■ DIRECTIONS ■
The records that follow must be repeated exactly, except for their pictures.

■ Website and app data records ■
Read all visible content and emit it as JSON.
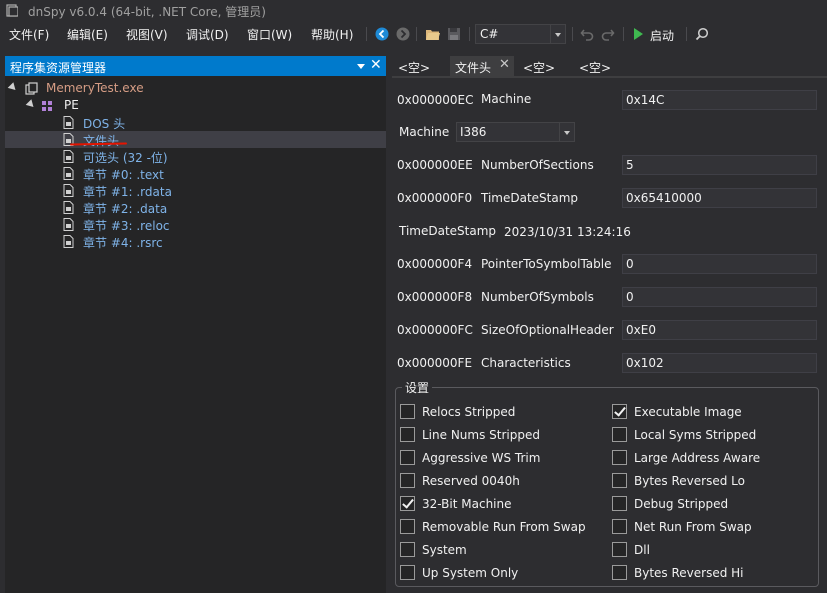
{
  "window": {
    "title": "dnSpy v6.0.4 (64-bit, .NET Core, 管理员)"
  },
  "menu": [
    "文件(F)",
    "编辑(E)",
    "视图(V)",
    "调试(D)",
    "窗口(W)",
    "帮助(H)"
  ],
  "toolbar": {
    "icons": [
      "back-icon",
      "forward-icon",
      "open-file-icon",
      "save-icon",
      "undo-icon",
      "redo-icon",
      "start-icon",
      "search-icon"
    ],
    "language": "C#",
    "start_label": "启动"
  },
  "explorer": {
    "title": "程序集资源管理器",
    "tree": [
      {
        "label": "MemeryTest.exe",
        "level": 0,
        "color": "orange"
      },
      {
        "label": "PE",
        "level": 1,
        "color": "white"
      },
      {
        "label": "DOS 头",
        "level": 2,
        "color": "blue"
      },
      {
        "label": "文件头",
        "level": 2,
        "color": "blue",
        "selected": true
      },
      {
        "label": "可选头 (32 -位)",
        "level": 2,
        "color": "blue"
      },
      {
        "label": "章节 #0: .text",
        "level": 2,
        "color": "blue"
      },
      {
        "label": "章节 #1: .rdata",
        "level": 2,
        "color": "blue"
      },
      {
        "label": "章节 #2: .data",
        "level": 2,
        "color": "blue"
      },
      {
        "label": "章节 #3: .reloc",
        "level": 2,
        "color": "blue"
      },
      {
        "label": "章节 #4: .rsrc",
        "level": 2,
        "color": "blue"
      }
    ]
  },
  "tabs": [
    {
      "label": "<空>"
    },
    {
      "label": "文件头",
      "active": true
    },
    {
      "label": "<空>"
    },
    {
      "label": "<空>"
    }
  ],
  "header": {
    "rows": [
      {
        "offset": "0x000000EC",
        "name": "Machine",
        "value": "0x14C"
      },
      {
        "offset": "0x000000EE",
        "name": "NumberOfSections",
        "value": "5"
      },
      {
        "offset": "0x000000F0",
        "name": "TimeDateStamp",
        "value": "0x65410000"
      },
      {
        "offset": "0x000000F4",
        "name": "PointerToSymbolTable",
        "value": "0"
      },
      {
        "offset": "0x000000F8",
        "name": "NumberOfSymbols",
        "value": "0"
      },
      {
        "offset": "0x000000FC",
        "name": "SizeOfOptionalHeader",
        "value": "0xE0"
      },
      {
        "offset": "0x000000FE",
        "name": "Characteristics",
        "value": "0x102"
      }
    ],
    "machine_label": "Machine",
    "machine_value": "I386",
    "timestamp_label": "TimeDateStamp",
    "timestamp_value": "2023/10/31 13:24:16"
  },
  "settings": {
    "title": "设置",
    "left": [
      {
        "label": "Relocs Stripped",
        "checked": false
      },
      {
        "label": "Line Nums Stripped",
        "checked": false
      },
      {
        "label": "Aggressive WS Trim",
        "checked": false
      },
      {
        "label": "Reserved 0040h",
        "checked": false
      },
      {
        "label": "32-Bit Machine",
        "checked": true
      },
      {
        "label": "Removable Run From Swap",
        "checked": false
      },
      {
        "label": "System",
        "checked": false
      },
      {
        "label": "Up System Only",
        "checked": false
      }
    ],
    "right": [
      {
        "label": "Executable Image",
        "checked": true
      },
      {
        "label": "Local Syms Stripped",
        "checked": false
      },
      {
        "label": "Large Address Aware",
        "checked": false
      },
      {
        "label": "Bytes Reversed Lo",
        "checked": false
      },
      {
        "label": "Debug Stripped",
        "checked": false
      },
      {
        "label": "Net Run From Swap",
        "checked": false
      },
      {
        "label": "Dll",
        "checked": false
      },
      {
        "label": "Bytes Reversed Hi",
        "checked": false
      }
    ]
  }
}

■ REPLY TO THE TASK ■
Read all visible content and emit it as JSON.
{
  "window": {
    "title": "dnSpy v6.0.4 (64-bit, .NET Core, 管理员)"
  },
  "menu": [
    "文件(F)",
    "编辑(E)",
    "视图(V)",
    "调试(D)",
    "窗口(W)",
    "帮助(H)"
  ],
  "toolbar": {
    "icons": [
      "back-icon",
      "forward-icon",
      "open-file-icon",
      "save-icon",
      "undo-icon",
      "redo-icon",
      "start-icon",
      "search-icon"
    ],
    "language": "C#",
    "start_label": "启动"
  },
  "explorer": {
    "title": "程序集资源管理器",
    "tree": [
      {
        "label": "MemeryTest.exe",
        "level": 0,
        "color": "orange"
      },
      {
        "label": "PE",
        "level": 1,
        "color": "white"
      },
      {
        "label": "DOS 头",
        "level": 2,
        "color": "blue"
      },
      {
        "label": "文件头",
        "level": 2,
        "color": "blue",
        "selected": true
      },
      {
        "label": "可选头 (32 -位)",
        "level": 2,
        "color": "blue"
      },
      {
        "label": "章节 #0: .text",
        "level": 2,
        "color": "blue"
      },
      {
        "label": "章节 #1: .rdata",
        "level": 2,
        "color": "blue"
      },
      {
        "label": "章节 #2: .data",
        "level": 2,
        "color": "blue"
      },
      {
        "label": "章节 #3: .reloc",
        "level": 2,
        "color": "blue"
      },
      {
        "label": "章节 #4: .rsrc",
        "level": 2,
        "color": "blue"
      }
    ]
  },
  "tabs": [
    {
      "label": "<空>"
    },
    {
      "label": "文件头",
      "active": true
    },
    {
      "label": "<空>"
    },
    {
      "label": "<空>"
    }
  ],
  "header": {
    "rows": [
      {
        "offset": "0x000000EC",
        "name": "Machine",
        "value": "0x14C"
      },
      {
        "offset": "0x000000EE",
        "name": "NumberOfSections",
        "value": "5"
      },
      {
        "offset": "0x000000F0",
        "name": "TimeDateStamp",
        "value": "0x65410000"
      },
      {
        "offset": "0x000000F4",
        "name": "PointerToSymbolTable",
        "value": "0"
      },
      {
        "offset": "0x000000F8",
        "name": "NumberOfSymbols",
        "value": "0"
      },
      {
        "offset": "0x000000FC",
        "name": "SizeOfOptionalHeader",
        "value": "0xE0"
      },
      {
        "offset": "0x000000FE",
        "name": "Characteristics",
        "value": "0x102"
      }
    ],
    "machine_label": "Machine",
    "machine_value": "I386",
    "timestamp_label": "TimeDateStamp",
    "timestamp_value": "2023/10/31 13:24:16"
  },
  "settings": {
    "title": "设置",
    "left": [
      {
        "label": "Relocs Stripped",
        "checked": false
      },
      {
        "label": "Line Nums Stripped",
        "checked": false
      },
      {
        "label": "Aggressive WS Trim",
        "checked": false
      },
      {
        "label": "Reserved 0040h",
        "checked": false
      },
      {
        "label": "32-Bit Machine",
        "checked": true
      },
      {
        "label": "Removable Run From Swap",
        "checked": false
      },
      {
        "label": "System",
        "checked": false
      },
      {
        "label": "Up System Only",
        "checked": false
      }
    ],
    "right": [
      {
        "label": "Executable Image",
        "checked": true
      },
      {
        "label": "Local Syms Stripped",
        "checked": false
      },
      {
        "label": "Large Address Aware",
        "checked": false
      },
      {
        "label": "Bytes Reversed Lo",
        "checked": false
      },
      {
        "label": "Debug Stripped",
        "checked": false
      },
      {
        "label": "Net Run From Swap",
        "checked": false
      },
      {
        "label": "Dll",
        "checked": false
      },
      {
        "label": "Bytes Reversed Hi",
        "checked": false
      }
    ]
  }
}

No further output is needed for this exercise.